§ **Problem details**
The records below are to be written out again, exactly as they appear.

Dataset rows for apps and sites
__________

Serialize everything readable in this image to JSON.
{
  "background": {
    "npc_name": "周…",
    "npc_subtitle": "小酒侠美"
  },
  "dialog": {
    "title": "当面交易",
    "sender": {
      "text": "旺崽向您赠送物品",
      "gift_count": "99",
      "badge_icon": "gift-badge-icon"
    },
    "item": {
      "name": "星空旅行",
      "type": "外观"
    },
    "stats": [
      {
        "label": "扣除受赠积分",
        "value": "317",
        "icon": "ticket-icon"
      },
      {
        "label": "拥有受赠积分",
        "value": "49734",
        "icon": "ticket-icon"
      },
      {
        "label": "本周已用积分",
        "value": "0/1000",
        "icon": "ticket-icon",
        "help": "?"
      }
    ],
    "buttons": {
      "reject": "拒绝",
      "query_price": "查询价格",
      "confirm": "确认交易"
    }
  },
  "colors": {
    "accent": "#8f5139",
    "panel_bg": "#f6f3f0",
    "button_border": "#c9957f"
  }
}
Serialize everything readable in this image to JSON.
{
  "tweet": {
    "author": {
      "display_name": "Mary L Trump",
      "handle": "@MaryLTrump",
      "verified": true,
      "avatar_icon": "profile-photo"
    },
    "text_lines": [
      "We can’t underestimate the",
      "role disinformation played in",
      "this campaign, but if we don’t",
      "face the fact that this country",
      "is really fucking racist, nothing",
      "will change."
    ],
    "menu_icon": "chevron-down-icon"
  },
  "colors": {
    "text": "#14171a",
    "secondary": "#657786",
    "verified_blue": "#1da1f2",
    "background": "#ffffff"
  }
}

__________

§ **Answer box**
Serialize everything readable in this image to JSON.
{
  "background": {
    "npc_name": "周…",
    "npc_subtitle": "小酒侠美"
  },
  "dialog": {
    "title": "当面交易",
    "sender": {
      "text": "旺崽向您赠送物品",
      "gift_count": "99",
      "badge_icon": "gift-badge-icon"
    },
    "item": {
      "name": "星空旅行",
      "type": "外观"
    },
    "stats": [
      {
        "label": "扣除受赠积分",
        "value": "317",
        "icon": "ticket-icon"
      },
      {
        "label": "拥有受赠积分",
        "value": "49734",
        "icon": "ticket-icon"
      },
      {
        "label": "本周已用积分",
        "value": "0/1000",
        "icon": "ticket-icon",
        "help": "?"
      }
    ],
    "buttons": {
      "reject": "拒绝",
      "query_price": "查询价格",
      "confirm": "确认交易"
    }
  },
  "colors": {
    "accent": "#8f5139",
    "panel_bg": "#f6f3f0",
    "button_border": "#c9957f"
  }
}
Serialize everything readable in this image to JSON.
{
  "tweet": {
    "author": {
      "display_name": "Mary L Trump",
      "handle": "@MaryLTrump",
      "verified": true,
      "avatar_icon": "profile-photo"
    },
    "text_lines": [
      "We can’t underestimate the",
      "role disinformation played in",
      "this campaign, but if we don’t",
      "face the fact that this country",
      "is really fucking racist, nothing",
      "will change."
    ],
    "menu_icon": "chevron-down-icon"
  },
  "colors": {
    "text": "#14171a",
    "secondary": "#657786",
    "verified_blue": "#1da1f2",
    "background": "#ffffff"
  }
}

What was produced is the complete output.